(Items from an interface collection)
━━━━
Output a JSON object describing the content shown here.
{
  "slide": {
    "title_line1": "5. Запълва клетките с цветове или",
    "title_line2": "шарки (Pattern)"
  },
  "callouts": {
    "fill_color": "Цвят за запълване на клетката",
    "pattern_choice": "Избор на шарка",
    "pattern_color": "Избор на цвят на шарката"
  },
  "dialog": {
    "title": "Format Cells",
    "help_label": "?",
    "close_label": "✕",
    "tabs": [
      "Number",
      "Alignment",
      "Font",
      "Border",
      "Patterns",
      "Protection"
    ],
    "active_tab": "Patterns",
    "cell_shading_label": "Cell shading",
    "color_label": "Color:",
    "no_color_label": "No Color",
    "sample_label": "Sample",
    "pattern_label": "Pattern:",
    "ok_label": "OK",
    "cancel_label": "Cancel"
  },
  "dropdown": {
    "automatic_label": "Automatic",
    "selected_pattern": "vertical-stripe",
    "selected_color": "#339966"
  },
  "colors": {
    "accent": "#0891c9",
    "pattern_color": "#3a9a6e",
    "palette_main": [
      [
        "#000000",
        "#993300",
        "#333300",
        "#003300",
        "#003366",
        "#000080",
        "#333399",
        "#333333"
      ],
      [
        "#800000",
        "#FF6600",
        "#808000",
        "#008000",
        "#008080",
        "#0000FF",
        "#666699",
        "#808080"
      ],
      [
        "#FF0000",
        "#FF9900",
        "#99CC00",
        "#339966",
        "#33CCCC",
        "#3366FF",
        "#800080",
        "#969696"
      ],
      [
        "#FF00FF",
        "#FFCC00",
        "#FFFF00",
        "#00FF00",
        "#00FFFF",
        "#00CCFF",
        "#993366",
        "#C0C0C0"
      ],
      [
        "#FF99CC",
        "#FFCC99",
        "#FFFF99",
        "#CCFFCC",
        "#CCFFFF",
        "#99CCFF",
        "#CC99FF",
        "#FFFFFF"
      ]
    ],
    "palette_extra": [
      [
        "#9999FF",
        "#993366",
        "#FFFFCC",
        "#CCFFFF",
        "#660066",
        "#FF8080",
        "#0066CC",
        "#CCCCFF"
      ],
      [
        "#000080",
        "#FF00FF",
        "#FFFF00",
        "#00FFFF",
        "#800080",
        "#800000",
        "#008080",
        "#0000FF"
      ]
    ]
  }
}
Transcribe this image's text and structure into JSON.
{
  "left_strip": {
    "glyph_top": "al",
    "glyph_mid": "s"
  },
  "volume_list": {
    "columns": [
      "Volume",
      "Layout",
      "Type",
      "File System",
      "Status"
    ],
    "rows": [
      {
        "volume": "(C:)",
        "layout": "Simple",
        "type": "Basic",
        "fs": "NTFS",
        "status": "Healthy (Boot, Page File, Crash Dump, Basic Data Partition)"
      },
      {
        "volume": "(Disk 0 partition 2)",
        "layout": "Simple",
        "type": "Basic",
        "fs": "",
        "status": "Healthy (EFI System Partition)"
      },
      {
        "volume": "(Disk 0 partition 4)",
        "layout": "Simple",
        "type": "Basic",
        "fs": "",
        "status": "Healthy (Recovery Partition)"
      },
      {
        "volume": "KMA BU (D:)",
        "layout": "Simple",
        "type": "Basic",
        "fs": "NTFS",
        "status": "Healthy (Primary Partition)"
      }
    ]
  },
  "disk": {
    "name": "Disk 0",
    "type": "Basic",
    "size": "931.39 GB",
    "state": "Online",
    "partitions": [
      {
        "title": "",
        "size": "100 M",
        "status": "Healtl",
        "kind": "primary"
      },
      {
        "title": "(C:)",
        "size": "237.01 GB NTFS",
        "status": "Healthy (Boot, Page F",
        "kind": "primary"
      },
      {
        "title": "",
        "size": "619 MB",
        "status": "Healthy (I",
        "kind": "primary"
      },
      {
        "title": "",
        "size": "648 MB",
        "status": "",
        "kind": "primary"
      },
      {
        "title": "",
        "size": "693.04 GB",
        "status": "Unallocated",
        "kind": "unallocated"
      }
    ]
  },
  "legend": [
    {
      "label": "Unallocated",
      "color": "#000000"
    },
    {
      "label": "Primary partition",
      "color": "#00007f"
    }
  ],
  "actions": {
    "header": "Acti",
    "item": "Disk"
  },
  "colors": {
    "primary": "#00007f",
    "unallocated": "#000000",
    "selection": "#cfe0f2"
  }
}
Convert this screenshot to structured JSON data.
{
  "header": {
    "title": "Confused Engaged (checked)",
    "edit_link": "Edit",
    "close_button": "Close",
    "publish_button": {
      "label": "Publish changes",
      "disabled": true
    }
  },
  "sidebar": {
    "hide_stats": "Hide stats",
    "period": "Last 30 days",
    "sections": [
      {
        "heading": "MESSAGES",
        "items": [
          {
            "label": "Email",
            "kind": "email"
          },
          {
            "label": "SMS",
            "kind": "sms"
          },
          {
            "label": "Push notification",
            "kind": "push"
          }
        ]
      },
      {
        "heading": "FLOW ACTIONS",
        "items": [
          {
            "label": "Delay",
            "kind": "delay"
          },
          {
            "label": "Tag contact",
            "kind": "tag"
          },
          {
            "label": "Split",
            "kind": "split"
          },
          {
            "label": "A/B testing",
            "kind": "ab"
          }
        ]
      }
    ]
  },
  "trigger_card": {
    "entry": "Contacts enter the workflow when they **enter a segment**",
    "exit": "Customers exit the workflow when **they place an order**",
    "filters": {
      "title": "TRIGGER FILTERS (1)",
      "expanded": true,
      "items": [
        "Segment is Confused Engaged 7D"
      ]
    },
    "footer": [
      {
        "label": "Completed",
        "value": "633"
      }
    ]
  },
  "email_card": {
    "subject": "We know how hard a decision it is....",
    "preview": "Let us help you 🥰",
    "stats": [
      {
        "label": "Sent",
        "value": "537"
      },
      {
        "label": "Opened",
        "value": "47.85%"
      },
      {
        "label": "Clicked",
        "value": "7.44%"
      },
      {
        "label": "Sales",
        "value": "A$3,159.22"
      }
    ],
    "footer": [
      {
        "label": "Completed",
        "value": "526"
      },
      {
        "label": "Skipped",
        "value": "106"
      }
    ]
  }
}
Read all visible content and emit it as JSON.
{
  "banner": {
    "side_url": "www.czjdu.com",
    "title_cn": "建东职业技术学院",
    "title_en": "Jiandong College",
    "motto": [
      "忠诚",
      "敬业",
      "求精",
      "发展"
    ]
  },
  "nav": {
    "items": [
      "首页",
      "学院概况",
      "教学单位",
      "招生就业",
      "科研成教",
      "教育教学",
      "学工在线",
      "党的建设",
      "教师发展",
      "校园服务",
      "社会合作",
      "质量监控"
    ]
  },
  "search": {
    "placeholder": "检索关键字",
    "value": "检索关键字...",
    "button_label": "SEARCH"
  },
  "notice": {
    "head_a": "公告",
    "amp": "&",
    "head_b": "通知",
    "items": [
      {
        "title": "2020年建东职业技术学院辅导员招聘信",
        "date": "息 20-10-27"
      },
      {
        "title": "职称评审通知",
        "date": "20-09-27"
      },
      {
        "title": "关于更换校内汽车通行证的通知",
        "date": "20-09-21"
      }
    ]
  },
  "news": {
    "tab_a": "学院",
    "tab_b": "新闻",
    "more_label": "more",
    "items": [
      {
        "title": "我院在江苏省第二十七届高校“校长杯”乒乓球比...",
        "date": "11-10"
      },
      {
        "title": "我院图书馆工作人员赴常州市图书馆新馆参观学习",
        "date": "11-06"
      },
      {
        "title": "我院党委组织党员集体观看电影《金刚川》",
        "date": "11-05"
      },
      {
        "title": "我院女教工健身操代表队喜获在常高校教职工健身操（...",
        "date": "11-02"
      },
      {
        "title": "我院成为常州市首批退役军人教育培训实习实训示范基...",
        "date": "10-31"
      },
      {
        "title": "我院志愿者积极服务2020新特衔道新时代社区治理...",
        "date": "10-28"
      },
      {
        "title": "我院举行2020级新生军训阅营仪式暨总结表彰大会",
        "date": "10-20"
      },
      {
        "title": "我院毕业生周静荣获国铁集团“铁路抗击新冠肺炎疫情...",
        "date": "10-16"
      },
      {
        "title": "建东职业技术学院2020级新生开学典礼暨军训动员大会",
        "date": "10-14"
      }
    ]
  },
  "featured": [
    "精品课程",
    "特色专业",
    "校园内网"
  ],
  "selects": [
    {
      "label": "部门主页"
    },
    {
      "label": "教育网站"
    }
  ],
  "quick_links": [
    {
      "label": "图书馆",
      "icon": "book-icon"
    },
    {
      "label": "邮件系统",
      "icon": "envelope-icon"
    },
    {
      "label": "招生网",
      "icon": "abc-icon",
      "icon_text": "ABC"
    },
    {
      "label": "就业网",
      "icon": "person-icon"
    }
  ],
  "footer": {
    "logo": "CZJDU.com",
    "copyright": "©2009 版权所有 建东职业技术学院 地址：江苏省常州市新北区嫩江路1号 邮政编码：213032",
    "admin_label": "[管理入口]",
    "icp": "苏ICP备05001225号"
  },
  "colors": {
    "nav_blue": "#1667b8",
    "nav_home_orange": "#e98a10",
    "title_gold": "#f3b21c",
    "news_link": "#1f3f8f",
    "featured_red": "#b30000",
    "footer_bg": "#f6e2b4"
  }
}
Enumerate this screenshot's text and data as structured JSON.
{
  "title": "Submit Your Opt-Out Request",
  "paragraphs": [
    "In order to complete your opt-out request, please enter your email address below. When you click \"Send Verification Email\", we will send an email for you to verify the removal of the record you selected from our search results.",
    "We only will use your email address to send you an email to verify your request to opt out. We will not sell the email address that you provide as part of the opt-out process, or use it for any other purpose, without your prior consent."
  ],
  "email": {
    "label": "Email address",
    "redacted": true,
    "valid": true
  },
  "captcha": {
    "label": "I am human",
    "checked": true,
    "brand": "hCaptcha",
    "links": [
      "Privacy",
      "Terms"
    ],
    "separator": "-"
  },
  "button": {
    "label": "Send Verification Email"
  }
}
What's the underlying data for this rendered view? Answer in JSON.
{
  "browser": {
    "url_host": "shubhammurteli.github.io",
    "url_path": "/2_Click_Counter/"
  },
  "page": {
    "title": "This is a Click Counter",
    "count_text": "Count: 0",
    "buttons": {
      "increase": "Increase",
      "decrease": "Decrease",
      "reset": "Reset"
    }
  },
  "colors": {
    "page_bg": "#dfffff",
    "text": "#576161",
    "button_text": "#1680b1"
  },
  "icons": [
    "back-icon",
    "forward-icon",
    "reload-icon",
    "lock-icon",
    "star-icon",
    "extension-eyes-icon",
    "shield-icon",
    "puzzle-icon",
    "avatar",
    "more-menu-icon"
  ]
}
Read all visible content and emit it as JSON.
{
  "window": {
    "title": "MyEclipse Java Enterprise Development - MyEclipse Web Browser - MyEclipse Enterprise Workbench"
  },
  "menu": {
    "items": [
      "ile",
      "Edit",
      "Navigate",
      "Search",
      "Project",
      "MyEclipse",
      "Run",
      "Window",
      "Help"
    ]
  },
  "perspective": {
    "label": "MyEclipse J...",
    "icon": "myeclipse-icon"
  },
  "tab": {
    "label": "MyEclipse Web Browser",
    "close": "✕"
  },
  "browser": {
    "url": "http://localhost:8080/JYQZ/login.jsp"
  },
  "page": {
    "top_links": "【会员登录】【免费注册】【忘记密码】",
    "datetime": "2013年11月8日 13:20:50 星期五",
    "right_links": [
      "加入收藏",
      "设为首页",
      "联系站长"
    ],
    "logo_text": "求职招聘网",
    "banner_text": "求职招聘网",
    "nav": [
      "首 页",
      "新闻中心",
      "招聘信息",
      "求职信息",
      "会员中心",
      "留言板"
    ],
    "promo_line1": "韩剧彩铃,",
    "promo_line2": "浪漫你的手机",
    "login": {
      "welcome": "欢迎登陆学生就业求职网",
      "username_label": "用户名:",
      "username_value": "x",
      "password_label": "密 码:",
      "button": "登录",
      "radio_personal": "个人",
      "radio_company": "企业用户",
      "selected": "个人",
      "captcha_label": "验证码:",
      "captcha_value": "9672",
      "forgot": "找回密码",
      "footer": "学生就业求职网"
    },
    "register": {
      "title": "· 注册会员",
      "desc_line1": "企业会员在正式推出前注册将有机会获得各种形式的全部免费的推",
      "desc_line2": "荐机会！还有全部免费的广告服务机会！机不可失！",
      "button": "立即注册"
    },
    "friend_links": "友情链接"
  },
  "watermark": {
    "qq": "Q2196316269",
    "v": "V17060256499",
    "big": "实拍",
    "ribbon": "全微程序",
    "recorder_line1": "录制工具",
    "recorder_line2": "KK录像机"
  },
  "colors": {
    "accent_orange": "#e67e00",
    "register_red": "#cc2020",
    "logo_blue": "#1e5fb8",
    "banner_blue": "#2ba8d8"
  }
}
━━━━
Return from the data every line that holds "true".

▶ **Exercise output**:
      "disabled": true
      "expanded": true,
    "redacted": true,
    "valid": true
    "checked": true,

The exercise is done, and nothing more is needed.